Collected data

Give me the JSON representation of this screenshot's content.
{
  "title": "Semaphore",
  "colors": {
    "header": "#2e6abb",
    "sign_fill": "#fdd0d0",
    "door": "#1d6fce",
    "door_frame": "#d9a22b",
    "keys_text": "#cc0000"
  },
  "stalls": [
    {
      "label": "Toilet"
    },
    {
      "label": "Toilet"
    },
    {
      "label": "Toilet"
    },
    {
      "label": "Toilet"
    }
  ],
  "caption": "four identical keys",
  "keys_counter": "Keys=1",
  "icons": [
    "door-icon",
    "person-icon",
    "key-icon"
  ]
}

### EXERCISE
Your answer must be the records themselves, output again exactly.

### FINAL ANSWER
Give me the JSON representation of this screenshot's content.
{
  "title": "Semaphore",
  "colors": {
    "header": "#2e6abb",
    "sign_fill": "#fdd0d0",
    "door": "#1d6fce",
    "door_frame": "#d9a22b",
    "keys_text": "#cc0000"
  },
  "stalls": [
    {
      "label": "Toilet"
    },
    {
      "label": "Toilet"
    },
    {
      "label": "Toilet"
    },
    {
      "label": "Toilet"
    }
  ],
  "caption": "four identical keys",
  "keys_counter": "Keys=1",
  "icons": [
    "door-icon",
    "person-icon",
    "key-icon"
  ]
}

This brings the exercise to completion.